(Excerpts from an interface dataset)
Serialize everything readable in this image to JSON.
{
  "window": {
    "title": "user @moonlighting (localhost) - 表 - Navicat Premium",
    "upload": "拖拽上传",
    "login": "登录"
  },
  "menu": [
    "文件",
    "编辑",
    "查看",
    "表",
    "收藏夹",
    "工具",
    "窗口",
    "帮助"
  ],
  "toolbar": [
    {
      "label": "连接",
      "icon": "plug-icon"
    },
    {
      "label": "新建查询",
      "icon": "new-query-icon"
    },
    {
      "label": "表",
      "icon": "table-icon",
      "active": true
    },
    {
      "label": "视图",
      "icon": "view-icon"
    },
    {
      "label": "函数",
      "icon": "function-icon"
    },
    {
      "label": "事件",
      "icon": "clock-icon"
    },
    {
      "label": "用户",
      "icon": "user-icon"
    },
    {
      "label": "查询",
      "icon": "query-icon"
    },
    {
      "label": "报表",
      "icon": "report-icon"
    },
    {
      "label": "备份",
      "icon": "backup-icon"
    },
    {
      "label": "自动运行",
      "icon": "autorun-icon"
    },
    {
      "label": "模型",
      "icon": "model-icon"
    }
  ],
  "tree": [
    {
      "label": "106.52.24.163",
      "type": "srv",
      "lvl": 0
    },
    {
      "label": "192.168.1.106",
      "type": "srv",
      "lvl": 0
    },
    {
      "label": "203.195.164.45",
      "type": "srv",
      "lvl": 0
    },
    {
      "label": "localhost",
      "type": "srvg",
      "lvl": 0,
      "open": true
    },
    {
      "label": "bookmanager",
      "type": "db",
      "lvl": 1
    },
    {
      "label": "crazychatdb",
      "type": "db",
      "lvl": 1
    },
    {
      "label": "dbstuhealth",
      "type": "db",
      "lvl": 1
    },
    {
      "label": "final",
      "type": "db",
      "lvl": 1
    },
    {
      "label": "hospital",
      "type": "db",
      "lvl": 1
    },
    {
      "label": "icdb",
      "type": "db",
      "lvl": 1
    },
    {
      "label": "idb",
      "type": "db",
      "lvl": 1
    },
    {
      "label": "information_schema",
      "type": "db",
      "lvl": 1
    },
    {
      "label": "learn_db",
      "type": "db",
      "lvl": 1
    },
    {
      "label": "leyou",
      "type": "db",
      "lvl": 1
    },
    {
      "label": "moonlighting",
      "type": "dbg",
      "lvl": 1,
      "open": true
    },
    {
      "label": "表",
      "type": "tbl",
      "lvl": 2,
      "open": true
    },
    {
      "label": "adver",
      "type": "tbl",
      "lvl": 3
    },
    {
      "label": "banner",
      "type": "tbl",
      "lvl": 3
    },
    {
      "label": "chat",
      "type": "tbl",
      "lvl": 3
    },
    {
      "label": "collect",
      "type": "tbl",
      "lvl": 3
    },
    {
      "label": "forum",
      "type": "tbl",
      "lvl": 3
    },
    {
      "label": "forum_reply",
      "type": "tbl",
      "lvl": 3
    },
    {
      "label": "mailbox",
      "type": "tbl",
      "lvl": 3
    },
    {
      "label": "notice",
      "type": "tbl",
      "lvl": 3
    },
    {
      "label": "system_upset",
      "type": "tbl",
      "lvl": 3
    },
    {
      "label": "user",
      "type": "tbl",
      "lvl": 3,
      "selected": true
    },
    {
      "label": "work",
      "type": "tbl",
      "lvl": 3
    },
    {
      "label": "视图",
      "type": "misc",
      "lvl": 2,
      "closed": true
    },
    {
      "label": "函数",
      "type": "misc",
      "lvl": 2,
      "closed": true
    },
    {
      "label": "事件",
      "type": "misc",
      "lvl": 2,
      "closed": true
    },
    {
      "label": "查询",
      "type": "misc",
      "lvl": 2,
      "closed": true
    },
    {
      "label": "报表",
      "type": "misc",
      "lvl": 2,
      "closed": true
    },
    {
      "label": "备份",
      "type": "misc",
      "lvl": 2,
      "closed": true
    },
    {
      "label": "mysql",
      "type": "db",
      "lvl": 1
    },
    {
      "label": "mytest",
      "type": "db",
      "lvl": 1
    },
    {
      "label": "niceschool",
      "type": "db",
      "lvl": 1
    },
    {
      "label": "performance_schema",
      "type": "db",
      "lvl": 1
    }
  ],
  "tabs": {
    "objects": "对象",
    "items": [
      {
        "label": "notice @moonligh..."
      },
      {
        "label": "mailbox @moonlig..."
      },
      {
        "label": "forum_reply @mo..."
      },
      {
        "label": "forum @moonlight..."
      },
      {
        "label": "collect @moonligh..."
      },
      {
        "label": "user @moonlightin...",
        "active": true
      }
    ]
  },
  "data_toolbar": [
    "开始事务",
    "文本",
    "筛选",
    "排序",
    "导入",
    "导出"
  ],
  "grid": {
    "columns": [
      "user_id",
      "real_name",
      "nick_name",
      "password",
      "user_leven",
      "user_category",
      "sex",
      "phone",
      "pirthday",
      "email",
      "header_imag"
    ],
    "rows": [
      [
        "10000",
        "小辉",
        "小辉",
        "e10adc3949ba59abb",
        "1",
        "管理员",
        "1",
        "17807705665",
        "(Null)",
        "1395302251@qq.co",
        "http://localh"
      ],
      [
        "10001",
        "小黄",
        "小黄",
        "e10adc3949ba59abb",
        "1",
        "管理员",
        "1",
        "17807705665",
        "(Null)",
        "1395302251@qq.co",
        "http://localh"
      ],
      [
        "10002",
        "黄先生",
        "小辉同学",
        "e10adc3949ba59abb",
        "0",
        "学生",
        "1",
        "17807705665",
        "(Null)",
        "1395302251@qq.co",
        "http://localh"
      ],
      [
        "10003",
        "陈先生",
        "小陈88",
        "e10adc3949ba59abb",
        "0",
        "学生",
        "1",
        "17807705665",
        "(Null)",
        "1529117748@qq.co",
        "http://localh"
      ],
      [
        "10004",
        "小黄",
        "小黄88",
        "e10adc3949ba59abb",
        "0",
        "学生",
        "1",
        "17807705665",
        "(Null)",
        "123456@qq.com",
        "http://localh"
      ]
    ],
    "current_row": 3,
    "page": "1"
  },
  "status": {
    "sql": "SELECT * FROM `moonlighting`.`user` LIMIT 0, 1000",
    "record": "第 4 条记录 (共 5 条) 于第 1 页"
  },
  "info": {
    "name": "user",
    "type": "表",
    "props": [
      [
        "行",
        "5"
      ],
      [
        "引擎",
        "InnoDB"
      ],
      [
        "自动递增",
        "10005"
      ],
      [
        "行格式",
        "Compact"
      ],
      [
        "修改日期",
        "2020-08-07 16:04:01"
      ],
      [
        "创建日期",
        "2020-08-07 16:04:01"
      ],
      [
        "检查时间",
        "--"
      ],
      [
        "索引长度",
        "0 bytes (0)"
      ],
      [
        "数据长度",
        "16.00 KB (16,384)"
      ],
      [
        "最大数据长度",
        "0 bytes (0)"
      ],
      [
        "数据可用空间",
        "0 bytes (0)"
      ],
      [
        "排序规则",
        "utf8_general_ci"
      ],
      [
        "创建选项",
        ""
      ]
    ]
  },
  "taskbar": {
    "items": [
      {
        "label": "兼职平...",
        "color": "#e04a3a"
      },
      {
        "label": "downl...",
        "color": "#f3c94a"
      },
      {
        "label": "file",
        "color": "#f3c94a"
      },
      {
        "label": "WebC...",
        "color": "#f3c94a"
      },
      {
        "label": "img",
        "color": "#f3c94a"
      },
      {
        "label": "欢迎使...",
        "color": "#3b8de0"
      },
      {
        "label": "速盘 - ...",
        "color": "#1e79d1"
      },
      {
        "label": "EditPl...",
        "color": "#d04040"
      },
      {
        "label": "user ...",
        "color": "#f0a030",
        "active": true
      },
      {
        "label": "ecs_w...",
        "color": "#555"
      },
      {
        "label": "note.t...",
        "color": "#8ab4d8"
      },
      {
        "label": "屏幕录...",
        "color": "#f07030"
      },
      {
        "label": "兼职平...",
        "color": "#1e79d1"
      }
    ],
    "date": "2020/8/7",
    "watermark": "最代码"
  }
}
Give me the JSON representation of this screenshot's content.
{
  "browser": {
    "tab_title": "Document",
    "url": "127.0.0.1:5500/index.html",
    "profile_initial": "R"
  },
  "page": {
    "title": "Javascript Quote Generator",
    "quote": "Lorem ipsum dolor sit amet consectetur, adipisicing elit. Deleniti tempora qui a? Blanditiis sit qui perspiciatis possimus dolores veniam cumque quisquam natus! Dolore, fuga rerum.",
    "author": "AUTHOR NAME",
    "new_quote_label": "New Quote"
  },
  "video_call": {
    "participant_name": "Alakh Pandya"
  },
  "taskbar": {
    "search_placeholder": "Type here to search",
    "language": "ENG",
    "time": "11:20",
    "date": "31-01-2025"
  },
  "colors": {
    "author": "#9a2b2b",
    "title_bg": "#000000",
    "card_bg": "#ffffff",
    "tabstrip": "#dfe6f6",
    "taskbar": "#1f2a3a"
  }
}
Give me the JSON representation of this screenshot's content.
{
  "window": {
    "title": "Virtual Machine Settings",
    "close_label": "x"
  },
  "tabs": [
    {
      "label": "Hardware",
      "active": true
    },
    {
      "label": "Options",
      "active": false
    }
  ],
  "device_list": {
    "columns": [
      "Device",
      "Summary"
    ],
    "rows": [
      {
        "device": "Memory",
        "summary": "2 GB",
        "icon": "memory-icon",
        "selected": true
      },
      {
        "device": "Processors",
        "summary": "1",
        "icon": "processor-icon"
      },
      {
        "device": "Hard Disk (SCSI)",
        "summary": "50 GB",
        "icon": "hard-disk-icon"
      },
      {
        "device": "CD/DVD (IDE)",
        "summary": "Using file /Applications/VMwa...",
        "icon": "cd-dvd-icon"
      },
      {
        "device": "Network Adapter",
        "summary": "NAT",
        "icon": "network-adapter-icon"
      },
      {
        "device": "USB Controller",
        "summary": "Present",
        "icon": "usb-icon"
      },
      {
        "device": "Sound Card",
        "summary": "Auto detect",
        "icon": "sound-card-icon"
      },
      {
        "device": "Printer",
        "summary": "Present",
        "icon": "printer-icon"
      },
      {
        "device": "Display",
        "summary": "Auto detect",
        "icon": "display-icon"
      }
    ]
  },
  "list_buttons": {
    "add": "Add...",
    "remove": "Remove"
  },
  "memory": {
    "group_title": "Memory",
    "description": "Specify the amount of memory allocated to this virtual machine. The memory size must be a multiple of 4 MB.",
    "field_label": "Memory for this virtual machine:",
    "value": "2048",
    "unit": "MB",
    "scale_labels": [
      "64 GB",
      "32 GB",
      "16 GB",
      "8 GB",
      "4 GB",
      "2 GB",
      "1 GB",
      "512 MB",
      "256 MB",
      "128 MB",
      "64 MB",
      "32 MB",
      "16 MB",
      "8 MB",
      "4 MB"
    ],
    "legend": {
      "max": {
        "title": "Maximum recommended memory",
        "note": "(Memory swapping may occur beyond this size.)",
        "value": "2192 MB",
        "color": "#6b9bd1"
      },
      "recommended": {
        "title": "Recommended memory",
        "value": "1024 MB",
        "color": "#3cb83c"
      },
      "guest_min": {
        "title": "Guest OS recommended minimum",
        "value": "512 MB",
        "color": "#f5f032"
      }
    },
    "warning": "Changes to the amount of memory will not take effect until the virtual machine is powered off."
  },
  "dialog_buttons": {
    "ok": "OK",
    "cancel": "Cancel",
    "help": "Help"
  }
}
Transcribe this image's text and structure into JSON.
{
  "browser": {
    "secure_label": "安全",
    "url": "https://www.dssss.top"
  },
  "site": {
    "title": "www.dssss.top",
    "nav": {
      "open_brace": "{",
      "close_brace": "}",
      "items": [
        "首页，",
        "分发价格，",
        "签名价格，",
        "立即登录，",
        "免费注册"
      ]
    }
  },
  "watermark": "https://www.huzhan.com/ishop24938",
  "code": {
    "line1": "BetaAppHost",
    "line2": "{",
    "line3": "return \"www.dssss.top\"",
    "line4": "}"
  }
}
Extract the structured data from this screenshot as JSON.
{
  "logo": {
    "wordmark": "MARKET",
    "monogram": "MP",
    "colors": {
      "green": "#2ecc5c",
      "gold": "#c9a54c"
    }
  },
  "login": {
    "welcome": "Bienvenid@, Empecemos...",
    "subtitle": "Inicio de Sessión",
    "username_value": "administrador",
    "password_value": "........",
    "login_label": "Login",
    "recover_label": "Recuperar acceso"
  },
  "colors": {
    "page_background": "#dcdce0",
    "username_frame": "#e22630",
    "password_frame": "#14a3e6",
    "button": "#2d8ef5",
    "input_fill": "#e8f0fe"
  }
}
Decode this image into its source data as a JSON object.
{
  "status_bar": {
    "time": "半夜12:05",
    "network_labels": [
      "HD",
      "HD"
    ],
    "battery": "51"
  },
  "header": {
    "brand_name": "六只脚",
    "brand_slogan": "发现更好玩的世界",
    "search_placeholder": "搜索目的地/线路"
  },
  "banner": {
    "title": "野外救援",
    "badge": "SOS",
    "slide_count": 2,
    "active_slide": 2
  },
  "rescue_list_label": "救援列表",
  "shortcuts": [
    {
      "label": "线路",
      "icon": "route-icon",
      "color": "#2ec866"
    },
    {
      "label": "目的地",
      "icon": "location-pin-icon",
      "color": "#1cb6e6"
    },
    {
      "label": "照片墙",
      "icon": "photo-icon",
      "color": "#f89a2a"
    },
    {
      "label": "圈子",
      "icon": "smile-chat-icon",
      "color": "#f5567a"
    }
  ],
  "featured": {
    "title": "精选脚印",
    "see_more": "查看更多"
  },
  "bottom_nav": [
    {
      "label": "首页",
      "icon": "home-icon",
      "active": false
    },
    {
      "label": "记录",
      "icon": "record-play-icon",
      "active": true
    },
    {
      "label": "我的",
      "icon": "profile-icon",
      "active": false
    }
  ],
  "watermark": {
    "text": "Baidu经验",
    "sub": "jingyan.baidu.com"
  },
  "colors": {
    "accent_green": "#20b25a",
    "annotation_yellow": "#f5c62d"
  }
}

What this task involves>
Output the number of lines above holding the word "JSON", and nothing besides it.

Output of the task>
6